Leaving my mark
I expect this will be the last bench I ever build, so premium materials and hardware would be used throughout. The top is curly maple and the trim is Bubinga, all sourced from my local wood store that has been a pleasure to work with. I had them do some of the milling on the heavy materials, as well as stock prep to save me some time.

Veritas QR Face Vise

Face Vise gets a grip

I did not compromise on the vises, I have the Veritas Quick Release Face vise from Lee Valley on my existing bench and love how it functions. This is the third (and last) face vise for that bench and the best by far.

End Vise hold large pieces

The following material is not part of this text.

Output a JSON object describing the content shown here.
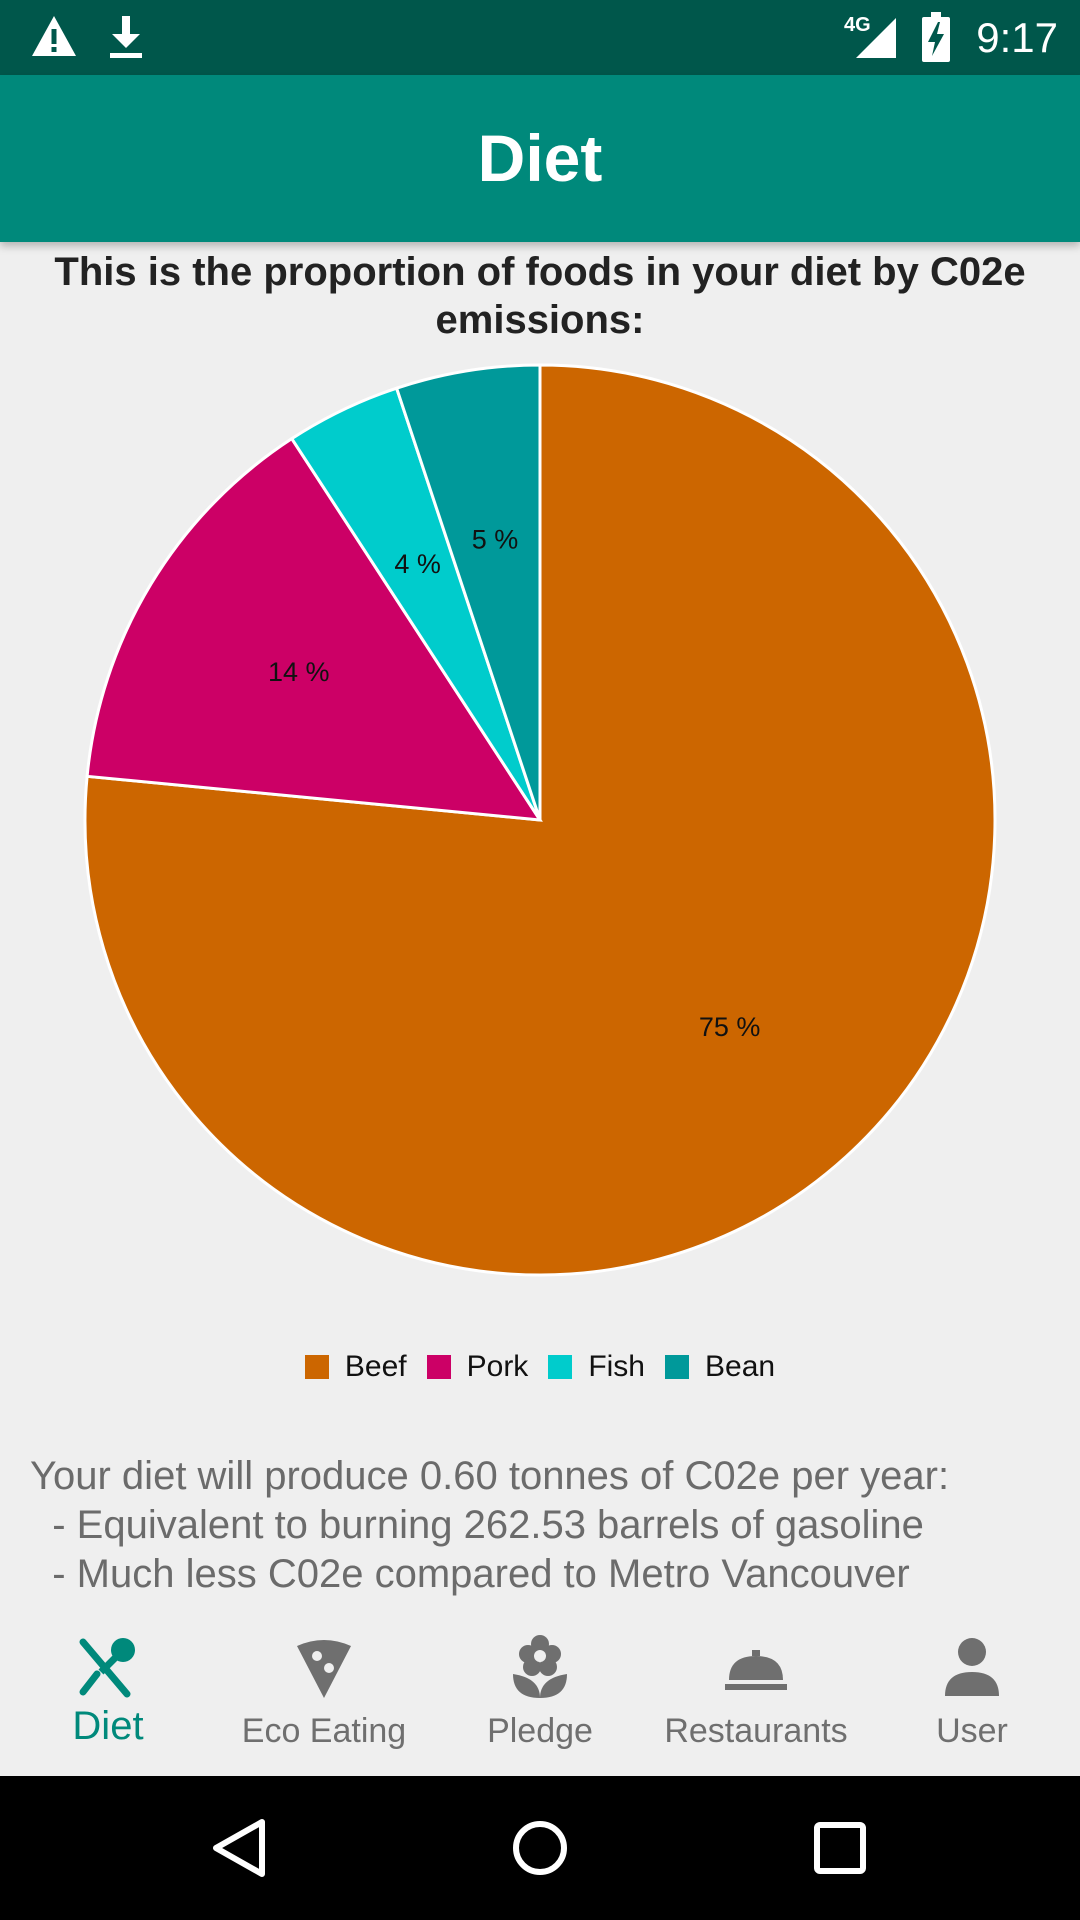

Veritas Twin Screw Awesomeness
I wanted to be able to clamp large pieces, such as a table top, so an end vise was the choice and the  Veritas Twin Screw Vise was determined to be up to the job. Of course I went through much consternation regarding the dog holes; how many, spacing, round vs square. Eventually I went with 3 rows on 6" centers for 36" - I can always add more if necessary. Drilling plumb holes in the middle of a surface is a challenge, fortunately just before I got to this stage, Lee Valley (I love those guys) released their new dog hole alignment bushing which made the job idiot-proof :-).

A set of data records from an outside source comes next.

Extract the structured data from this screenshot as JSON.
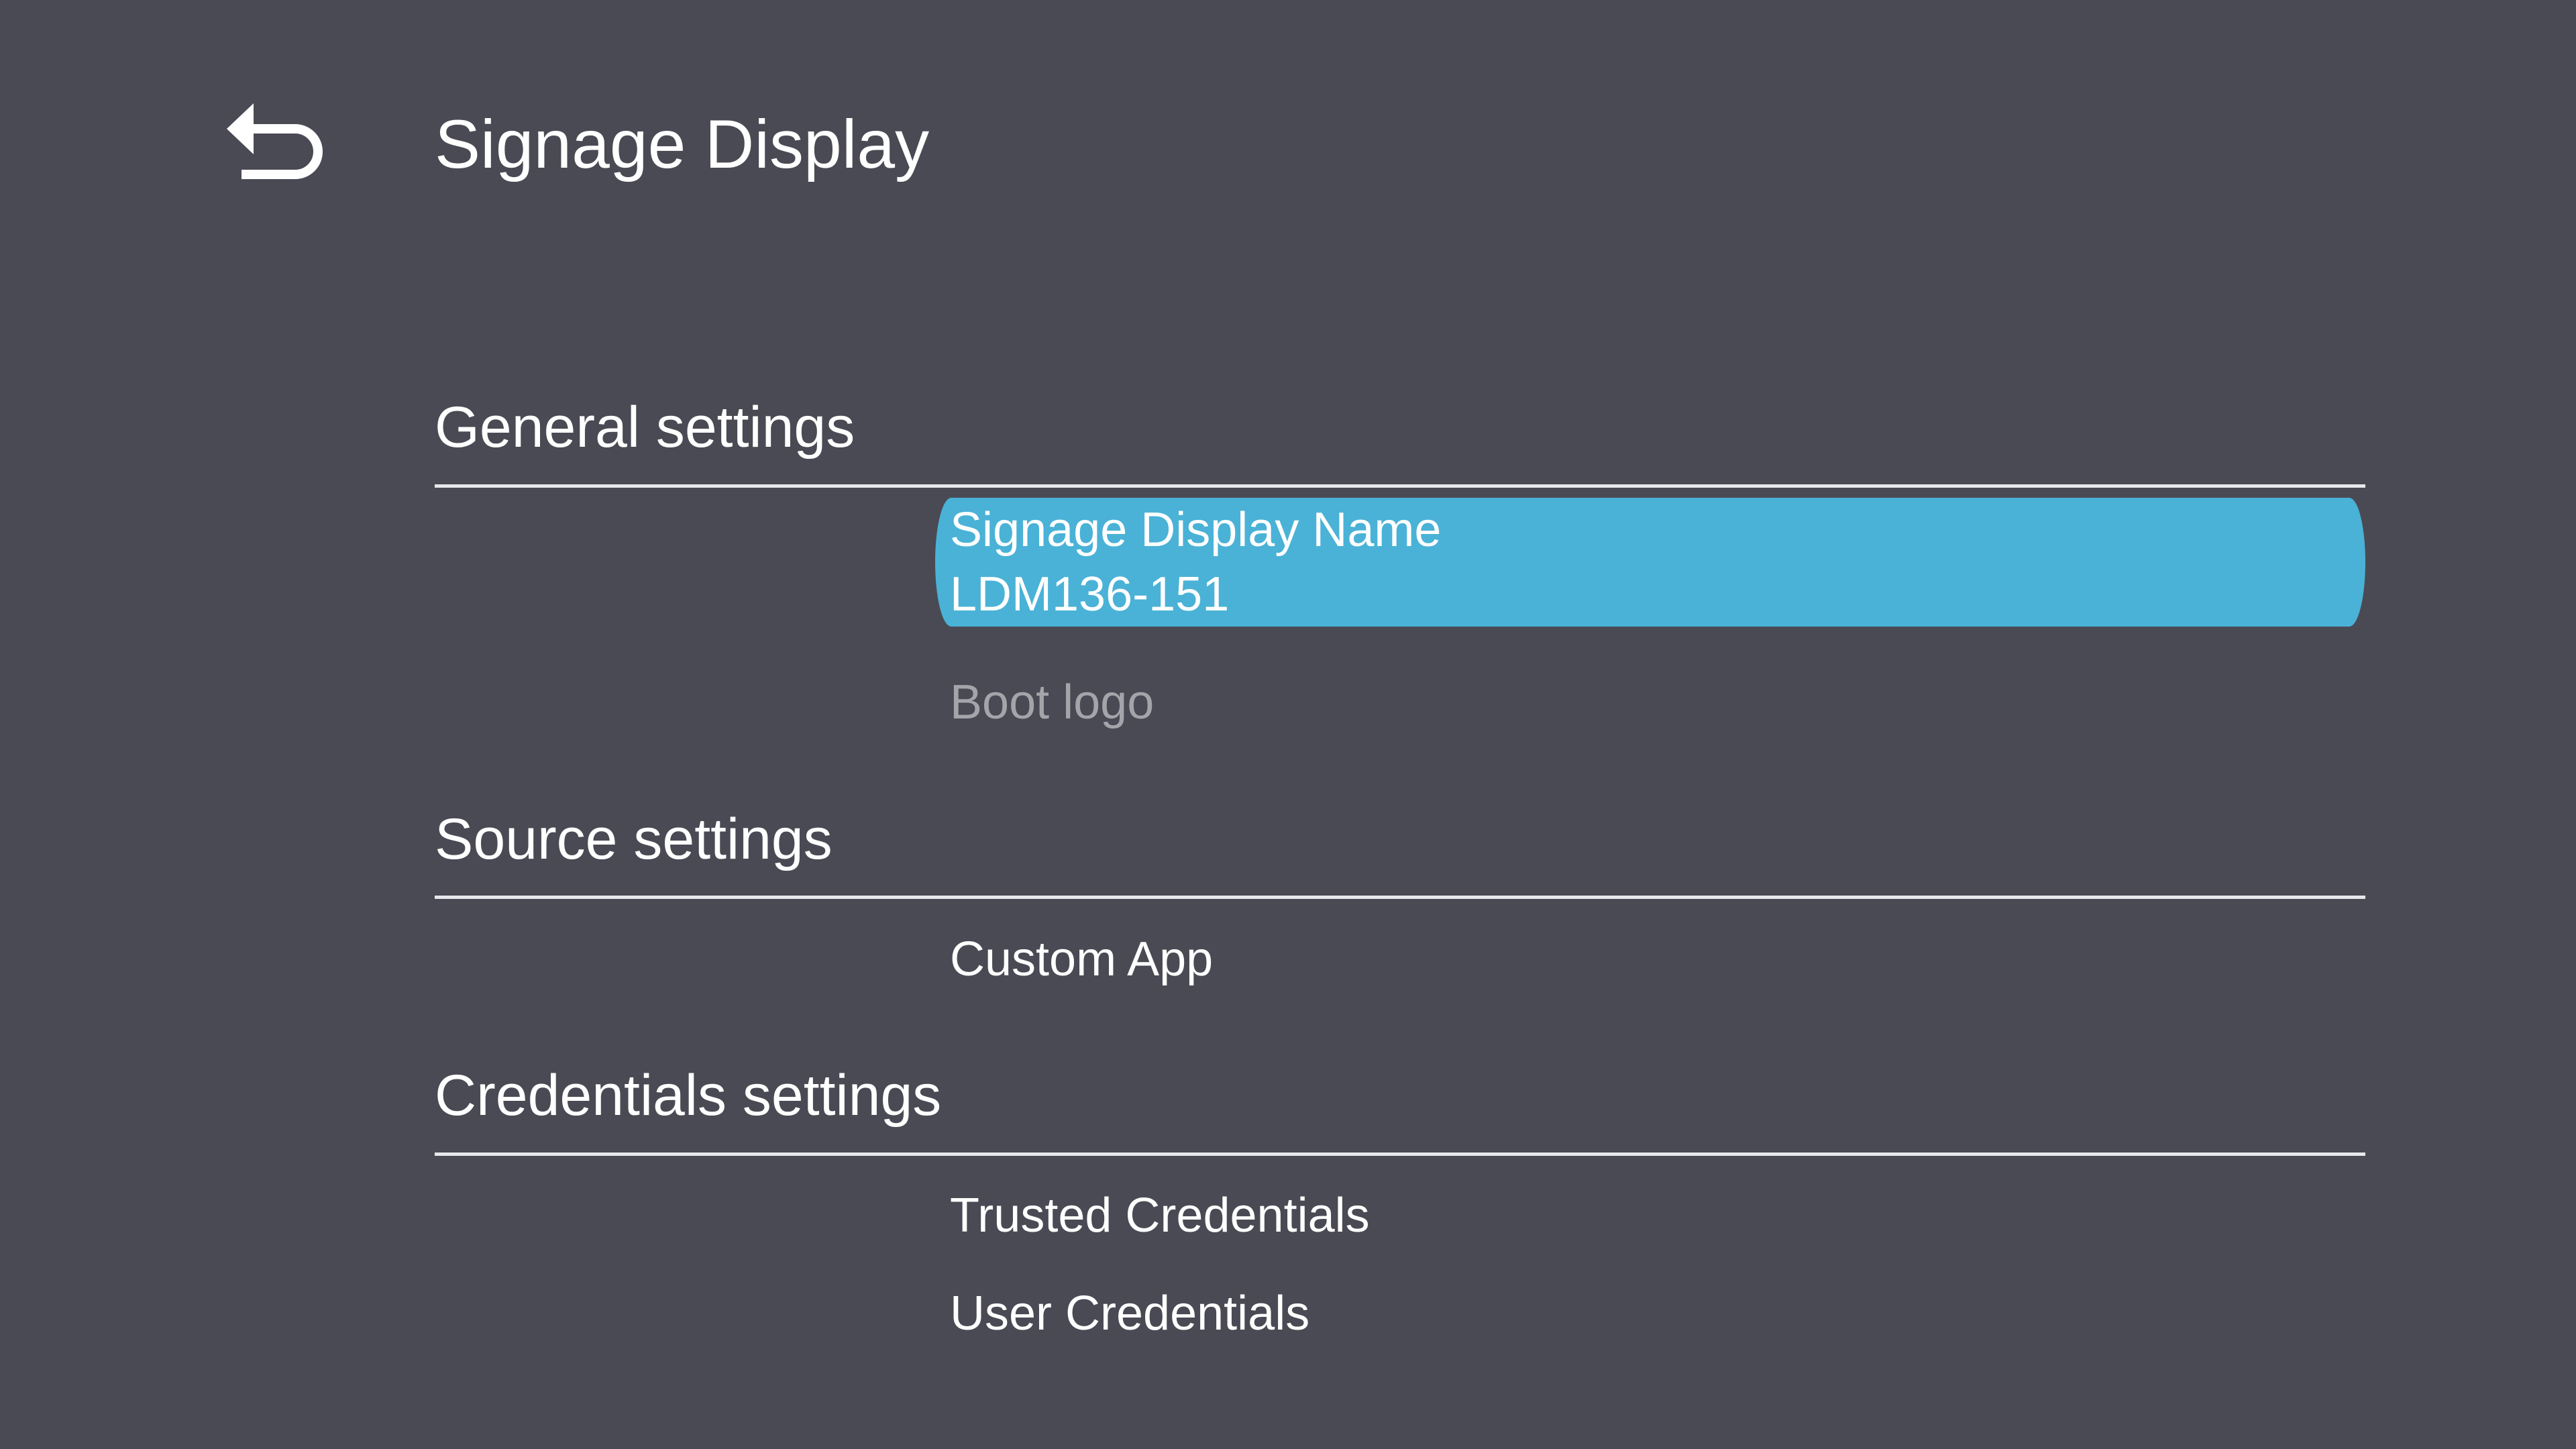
{
  "header": {
    "title": "Signage Display",
    "back_icon": "back-arrow-icon"
  },
  "sections": [
    {
      "title": "General settings",
      "items": [
        {
          "label": "Signage Display Name",
          "value": "LDM136-151",
          "selected": true
        },
        {
          "label": "Boot logo",
          "disabled": true
        }
      ]
    },
    {
      "title": "Source settings",
      "items": [
        {
          "label": "Custom App"
        }
      ]
    },
    {
      "title": "Credentials settings",
      "items": [
        {
          "label": "Trusted Credentials"
        },
        {
          "label": "User Credentials"
        }
      ]
    }
  ],
  "colors": {
    "background": "#4a4a54",
    "selection": "#4ab2d6",
    "disabled_text": "#a4a4aa"
  }
}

Enough musing about this, it is just a bench after all and here's a few beauty shots before it gets covered in project detritus: (as always click on the photo for the high-res version)

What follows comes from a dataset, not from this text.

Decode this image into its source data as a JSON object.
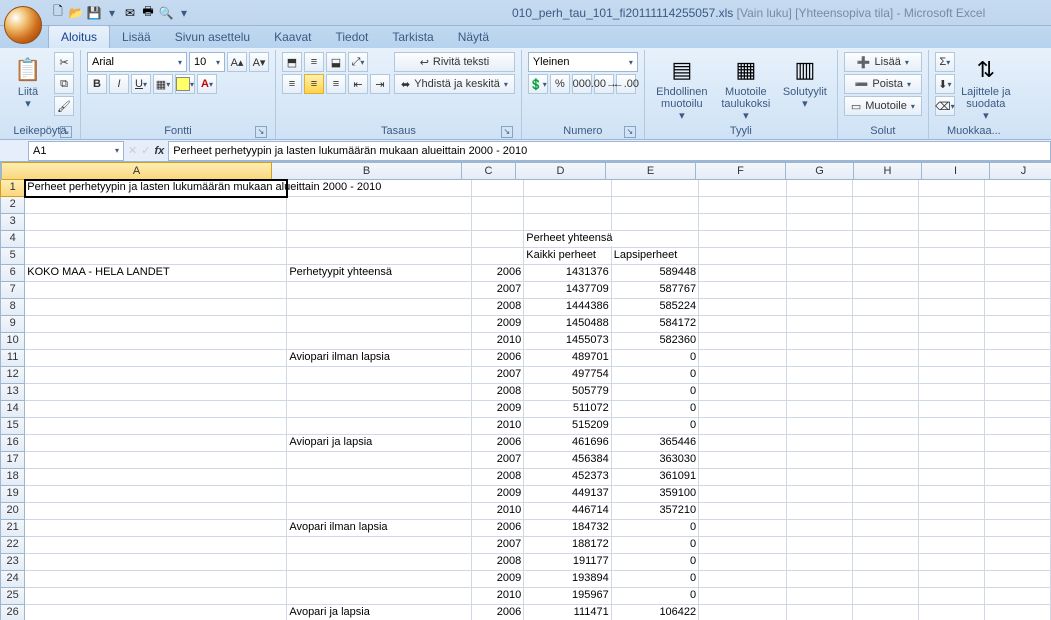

Front View
Cabinet Detail with Smithy-style pulls

Back View

Detail of Bench and Cabinet

Gratuitous Tool Porn Shot

I recently received a new backsaw from Two Lawyers in Germany after years of waiting - but worth it...

Ebony Handle with brass back.

Back to the shop!!

Saturday, 21 March 2015

Great things come to those who wait - Two Lawyers has returned

Over 3 years ago I ordered a nice backsaw from Two Lawyers saw makers in Germany and sat by the mailbox waiting for my saw. Well Klaus had some setbacks with wood allergies and when I think I had finally given up hope that I would be blessed to own one of their uniquely crafted handsaws - an email arrives today.

Seems Klaus has determined that he can work with Ebony and Olive - what luck for me, I ordered Ebony. Here's the pictures from Klaus of my new saw which is enroute - can't wait to get my hands on it...

Wish it was a little shinier....

Wednesday, 25 February 2015

Bench Update - Bottom's up for the last time...

The finished inlay on the front skirt.
The last month has been a busy time between the UK and California, so I have not had a lot of time to work on the bench project, but it has reached a major milestone today. All the major woodworking is complete; with the end cap, front skirt and end-vise back plate all installed. I felt I should put a coat of finish on the bottom to seal it before I could not get access to it anymore.

View of underside from the back, this will be left open for clamping long materials, and cleaned up once it is flipped.

From the front, the cutout for the Lee valley Quick Release face vise,

Here's a few progress shots on how I got to here:

Inlaying the name plaque for the front

Traced the outline on some tape and the bulk of the material removed with a Forstner drill,
my Blue Spruce chisels and mallets clean up the straight edges and the carving tools for the rest.

After about an hour of fussing, and scared to death I would break it,
 the inlay dropped into place; a bit of bubinga sawdust to
hide my donkey tracks, CA glue to permanently fix it in place,
remove the tape, sand it flush and...

Bob's your uncle (not my uncle, but maybe yours!)

 Mounting the Lee Valley/Veritas Quick Release Face Vise

I have one of these guys on my original bench and and I love it, probably the most used fixture in the shop. I chose to relieve the front skirt to give me more open depth to the vise.

Doing some layout on the filler piece working out the arrangement of the holes.

The filler piece screwed and glued in place, with the rough cut front jaw prepped.
This will support the vise for years of trusty operation.

This was a beast to flip when the front skirt was installed, I will need major help in getting the topside up to finish installing the Twin-screw vise and fix it to the base. Wish me luck...